**What to produce:** Line by line, copy the data below exactly.

**Data:**

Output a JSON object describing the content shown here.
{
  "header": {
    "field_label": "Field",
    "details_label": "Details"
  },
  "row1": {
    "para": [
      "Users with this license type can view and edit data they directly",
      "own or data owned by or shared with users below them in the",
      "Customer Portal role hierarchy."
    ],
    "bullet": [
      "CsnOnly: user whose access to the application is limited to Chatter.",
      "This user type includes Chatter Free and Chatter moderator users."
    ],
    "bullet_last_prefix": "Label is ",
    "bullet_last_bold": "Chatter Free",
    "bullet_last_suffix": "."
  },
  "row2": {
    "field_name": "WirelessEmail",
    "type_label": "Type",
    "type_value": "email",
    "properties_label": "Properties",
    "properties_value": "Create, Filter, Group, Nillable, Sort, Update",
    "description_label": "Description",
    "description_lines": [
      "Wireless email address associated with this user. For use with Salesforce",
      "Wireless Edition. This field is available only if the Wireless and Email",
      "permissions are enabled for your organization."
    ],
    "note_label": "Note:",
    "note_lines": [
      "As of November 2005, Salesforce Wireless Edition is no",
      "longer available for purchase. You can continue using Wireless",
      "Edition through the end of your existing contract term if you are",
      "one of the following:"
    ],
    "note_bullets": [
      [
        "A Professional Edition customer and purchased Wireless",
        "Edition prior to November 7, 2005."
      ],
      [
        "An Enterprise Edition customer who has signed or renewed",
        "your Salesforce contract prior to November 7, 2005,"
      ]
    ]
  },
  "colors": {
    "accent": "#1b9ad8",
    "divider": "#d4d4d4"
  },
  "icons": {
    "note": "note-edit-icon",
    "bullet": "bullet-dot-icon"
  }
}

**Expected output:**
Output a JSON object describing the content shown here.
{
  "header": {
    "field_label": "Field",
    "details_label": "Details"
  },
  "row1": {
    "para": [
      "Users with this license type can view and edit data they directly",
      "own or data owned by or shared with users below them in the",
      "Customer Portal role hierarchy."
    ],
    "bullet": [
      "CsnOnly: user whose access to the application is limited to Chatter.",
      "This user type includes Chatter Free and Chatter moderator users."
    ],
    "bullet_last_prefix": "Label is ",
    "bullet_last_bold": "Chatter Free",
    "bullet_last_suffix": "."
  },
  "row2": {
    "field_name": "WirelessEmail",
    "type_label": "Type",
    "type_value": "email",
    "properties_label": "Properties",
    "properties_value": "Create, Filter, Group, Nillable, Sort, Update",
    "description_label": "Description",
    "description_lines": [
      "Wireless email address associated with this user. For use with Salesforce",
      "Wireless Edition. This field is available only if the Wireless and Email",
      "permissions are enabled for your organization."
    ],
    "note_label": "Note:",
    "note_lines": [
      "As of November 2005, Salesforce Wireless Edition is no",
      "longer available for purchase. You can continue using Wireless",
      "Edition through the end of your existing contract term if you are",
      "one of the following:"
    ],
    "note_bullets": [
      [
        "A Professional Edition customer and purchased Wireless",
        "Edition prior to November 7, 2005."
      ],
      [
        "An Enterprise Edition customer who has signed or renewed",
        "your Salesforce contract prior to November 7, 2005,"
      ]
    ]
  },
  "colors": {
    "accent": "#1b9ad8",
    "divider": "#d4d4d4"
  },
  "icons": {
    "note": "note-edit-icon",
    "bullet": "bullet-dot-icon"
  }
}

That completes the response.